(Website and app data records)

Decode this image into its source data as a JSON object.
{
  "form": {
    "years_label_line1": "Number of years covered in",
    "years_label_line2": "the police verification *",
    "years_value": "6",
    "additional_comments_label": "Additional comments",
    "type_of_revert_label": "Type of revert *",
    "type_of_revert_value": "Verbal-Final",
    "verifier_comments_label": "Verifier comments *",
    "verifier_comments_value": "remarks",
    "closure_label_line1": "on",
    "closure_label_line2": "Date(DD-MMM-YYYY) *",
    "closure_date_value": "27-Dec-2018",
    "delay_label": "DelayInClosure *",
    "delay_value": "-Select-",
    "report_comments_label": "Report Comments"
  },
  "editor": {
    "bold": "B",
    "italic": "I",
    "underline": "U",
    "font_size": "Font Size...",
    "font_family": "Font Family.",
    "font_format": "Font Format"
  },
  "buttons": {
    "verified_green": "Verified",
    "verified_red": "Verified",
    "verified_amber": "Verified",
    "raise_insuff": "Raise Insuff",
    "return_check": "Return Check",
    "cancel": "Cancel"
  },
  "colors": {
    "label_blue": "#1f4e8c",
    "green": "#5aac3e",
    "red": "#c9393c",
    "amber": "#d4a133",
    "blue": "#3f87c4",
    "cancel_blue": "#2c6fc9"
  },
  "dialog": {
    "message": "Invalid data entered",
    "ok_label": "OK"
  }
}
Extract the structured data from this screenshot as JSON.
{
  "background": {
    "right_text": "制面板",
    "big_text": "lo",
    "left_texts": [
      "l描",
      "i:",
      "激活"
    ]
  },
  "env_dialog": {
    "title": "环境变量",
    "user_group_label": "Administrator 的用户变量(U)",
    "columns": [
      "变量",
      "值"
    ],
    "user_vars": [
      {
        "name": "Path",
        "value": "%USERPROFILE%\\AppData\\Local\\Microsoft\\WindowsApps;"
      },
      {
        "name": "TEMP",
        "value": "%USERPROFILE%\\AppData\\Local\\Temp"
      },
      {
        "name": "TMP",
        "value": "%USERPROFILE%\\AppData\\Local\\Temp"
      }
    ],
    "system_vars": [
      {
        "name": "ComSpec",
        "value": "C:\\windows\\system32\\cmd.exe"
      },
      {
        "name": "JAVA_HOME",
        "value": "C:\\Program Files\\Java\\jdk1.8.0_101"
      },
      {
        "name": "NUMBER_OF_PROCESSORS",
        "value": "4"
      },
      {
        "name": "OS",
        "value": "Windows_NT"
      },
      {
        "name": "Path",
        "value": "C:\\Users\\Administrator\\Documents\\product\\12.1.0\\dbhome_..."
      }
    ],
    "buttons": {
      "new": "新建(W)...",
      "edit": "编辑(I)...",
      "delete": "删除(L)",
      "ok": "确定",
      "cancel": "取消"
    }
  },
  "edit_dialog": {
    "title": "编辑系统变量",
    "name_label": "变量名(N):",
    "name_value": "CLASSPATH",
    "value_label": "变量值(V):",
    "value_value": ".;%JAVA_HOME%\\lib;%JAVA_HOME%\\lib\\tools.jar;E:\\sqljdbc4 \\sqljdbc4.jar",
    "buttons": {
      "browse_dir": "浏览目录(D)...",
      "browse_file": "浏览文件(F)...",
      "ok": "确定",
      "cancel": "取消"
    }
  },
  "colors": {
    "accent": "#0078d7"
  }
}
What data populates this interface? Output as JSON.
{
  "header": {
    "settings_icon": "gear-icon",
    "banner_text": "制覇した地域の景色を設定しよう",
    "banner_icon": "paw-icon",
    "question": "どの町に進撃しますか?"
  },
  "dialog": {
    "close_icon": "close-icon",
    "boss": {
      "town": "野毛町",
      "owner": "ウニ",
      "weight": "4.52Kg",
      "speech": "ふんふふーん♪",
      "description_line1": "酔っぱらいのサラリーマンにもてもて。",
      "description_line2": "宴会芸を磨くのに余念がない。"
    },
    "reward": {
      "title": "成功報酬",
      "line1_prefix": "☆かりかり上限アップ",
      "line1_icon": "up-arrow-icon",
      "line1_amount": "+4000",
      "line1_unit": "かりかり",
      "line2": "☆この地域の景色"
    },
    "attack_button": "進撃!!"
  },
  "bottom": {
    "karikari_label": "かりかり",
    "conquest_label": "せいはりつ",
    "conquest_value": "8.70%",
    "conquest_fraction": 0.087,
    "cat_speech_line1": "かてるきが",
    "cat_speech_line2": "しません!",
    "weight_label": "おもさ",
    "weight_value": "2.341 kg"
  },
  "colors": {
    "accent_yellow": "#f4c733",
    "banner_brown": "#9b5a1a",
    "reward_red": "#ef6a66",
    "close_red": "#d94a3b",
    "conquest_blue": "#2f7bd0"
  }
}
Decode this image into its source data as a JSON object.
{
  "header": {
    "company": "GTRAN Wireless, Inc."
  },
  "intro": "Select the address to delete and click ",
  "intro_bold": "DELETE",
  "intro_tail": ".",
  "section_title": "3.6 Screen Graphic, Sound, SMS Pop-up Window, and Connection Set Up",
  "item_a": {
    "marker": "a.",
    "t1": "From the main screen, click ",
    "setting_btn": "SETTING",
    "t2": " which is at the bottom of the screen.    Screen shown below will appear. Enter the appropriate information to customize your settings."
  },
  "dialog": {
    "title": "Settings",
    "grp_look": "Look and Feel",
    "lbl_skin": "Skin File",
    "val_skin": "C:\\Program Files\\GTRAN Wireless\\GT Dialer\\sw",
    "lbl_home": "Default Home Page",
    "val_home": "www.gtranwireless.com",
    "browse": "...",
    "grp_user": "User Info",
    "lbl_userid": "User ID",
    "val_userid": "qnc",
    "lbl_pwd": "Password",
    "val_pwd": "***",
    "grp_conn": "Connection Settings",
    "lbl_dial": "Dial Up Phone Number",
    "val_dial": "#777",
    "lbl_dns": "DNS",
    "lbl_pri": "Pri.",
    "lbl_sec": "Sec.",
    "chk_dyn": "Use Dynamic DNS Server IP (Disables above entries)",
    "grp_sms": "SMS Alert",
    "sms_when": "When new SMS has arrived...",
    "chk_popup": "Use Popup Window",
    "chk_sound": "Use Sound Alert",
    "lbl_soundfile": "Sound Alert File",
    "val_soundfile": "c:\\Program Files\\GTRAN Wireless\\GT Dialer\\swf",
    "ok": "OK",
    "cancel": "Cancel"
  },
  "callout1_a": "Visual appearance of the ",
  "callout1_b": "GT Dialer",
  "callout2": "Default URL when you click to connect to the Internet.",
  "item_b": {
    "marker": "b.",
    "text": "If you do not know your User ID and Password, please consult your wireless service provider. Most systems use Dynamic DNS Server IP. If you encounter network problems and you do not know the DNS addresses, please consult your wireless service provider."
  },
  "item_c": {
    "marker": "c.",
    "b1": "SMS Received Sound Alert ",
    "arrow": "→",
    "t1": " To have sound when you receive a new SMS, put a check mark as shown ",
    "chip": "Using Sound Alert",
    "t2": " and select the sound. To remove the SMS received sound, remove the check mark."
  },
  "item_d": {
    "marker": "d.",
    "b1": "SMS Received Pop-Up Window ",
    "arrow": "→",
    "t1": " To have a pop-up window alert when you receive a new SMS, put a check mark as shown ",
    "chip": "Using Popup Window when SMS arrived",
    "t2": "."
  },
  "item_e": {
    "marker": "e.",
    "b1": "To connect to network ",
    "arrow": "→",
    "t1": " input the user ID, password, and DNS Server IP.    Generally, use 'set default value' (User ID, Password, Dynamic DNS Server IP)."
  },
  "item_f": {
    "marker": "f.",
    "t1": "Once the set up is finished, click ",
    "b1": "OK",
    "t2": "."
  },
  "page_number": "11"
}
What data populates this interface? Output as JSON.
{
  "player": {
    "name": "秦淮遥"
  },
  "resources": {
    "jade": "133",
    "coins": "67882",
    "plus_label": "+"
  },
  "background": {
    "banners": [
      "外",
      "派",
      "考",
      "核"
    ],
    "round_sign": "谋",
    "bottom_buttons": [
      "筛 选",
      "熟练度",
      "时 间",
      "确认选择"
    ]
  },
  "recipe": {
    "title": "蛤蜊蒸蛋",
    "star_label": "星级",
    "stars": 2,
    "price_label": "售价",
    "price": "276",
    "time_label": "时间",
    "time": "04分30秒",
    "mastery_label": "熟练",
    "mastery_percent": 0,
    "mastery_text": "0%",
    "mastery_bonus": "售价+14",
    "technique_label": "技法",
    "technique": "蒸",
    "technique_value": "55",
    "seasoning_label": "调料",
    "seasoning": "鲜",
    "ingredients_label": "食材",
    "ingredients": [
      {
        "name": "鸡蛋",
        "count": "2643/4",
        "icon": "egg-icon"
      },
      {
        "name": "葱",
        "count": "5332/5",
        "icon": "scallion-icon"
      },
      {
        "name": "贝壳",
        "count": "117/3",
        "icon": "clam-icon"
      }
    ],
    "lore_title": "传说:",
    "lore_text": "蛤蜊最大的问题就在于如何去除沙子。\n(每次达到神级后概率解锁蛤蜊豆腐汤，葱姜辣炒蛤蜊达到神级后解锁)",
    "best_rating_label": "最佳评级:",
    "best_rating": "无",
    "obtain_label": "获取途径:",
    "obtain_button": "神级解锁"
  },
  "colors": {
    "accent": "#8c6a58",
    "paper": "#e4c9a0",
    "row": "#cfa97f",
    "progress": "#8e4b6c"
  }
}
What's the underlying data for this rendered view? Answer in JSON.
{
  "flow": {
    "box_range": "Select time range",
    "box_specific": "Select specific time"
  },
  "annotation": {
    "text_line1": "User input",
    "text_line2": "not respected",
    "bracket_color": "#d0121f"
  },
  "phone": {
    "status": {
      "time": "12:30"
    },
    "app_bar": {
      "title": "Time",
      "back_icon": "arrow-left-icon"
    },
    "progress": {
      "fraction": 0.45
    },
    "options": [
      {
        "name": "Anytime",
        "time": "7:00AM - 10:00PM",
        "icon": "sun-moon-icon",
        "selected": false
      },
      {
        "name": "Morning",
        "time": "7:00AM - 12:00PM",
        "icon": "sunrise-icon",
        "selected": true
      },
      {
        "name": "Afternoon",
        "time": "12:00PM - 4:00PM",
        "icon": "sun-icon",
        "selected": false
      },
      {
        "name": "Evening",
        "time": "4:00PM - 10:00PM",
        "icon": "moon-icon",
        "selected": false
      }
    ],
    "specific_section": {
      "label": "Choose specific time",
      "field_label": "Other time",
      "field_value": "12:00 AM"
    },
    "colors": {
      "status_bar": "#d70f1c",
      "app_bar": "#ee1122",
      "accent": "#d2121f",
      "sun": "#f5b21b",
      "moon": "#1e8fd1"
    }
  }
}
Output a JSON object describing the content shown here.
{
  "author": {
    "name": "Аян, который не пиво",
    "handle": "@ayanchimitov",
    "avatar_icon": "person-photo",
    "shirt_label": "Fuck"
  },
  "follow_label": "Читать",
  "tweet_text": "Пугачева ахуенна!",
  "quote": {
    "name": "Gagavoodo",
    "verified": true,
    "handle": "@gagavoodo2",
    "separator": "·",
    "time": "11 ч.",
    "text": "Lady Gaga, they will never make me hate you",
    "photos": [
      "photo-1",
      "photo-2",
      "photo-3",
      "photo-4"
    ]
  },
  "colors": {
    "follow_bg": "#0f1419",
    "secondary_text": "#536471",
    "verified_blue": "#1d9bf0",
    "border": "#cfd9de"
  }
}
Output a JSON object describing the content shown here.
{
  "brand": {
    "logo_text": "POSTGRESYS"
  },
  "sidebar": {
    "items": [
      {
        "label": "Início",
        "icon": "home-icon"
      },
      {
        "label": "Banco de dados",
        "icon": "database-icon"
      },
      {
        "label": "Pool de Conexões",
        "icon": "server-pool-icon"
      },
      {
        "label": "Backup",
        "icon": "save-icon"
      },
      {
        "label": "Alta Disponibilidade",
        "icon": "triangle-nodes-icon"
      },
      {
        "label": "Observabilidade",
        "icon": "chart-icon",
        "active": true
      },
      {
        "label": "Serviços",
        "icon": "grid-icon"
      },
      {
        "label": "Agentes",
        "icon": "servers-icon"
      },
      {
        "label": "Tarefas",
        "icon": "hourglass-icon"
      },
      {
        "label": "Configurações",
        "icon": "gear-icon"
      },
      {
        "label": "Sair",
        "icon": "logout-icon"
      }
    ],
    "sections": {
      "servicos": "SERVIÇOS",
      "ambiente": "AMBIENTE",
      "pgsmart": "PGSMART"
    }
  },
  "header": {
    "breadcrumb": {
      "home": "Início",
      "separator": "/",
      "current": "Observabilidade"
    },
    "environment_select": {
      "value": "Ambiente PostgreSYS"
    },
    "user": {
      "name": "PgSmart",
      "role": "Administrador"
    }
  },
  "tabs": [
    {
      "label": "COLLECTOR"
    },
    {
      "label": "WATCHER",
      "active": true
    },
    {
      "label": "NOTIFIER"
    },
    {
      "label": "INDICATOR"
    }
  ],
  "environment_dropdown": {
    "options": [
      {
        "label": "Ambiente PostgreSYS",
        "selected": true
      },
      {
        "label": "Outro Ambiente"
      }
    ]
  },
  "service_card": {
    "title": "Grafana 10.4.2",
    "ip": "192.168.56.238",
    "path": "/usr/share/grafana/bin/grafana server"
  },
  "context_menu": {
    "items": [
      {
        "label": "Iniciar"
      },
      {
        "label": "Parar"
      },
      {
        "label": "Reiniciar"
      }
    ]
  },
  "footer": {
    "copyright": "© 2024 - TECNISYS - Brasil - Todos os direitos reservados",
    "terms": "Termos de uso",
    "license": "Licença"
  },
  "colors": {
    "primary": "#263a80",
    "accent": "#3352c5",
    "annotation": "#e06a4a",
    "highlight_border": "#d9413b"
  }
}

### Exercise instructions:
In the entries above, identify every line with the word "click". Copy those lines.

### Answer to this problem:
  "intro": "Select the address to delete and click ",
    "t1": "From the main screen, click ",
  "callout2": "Default URL when you click to connect to the Internet.",
    "t1": "Once the set up is finished, click ",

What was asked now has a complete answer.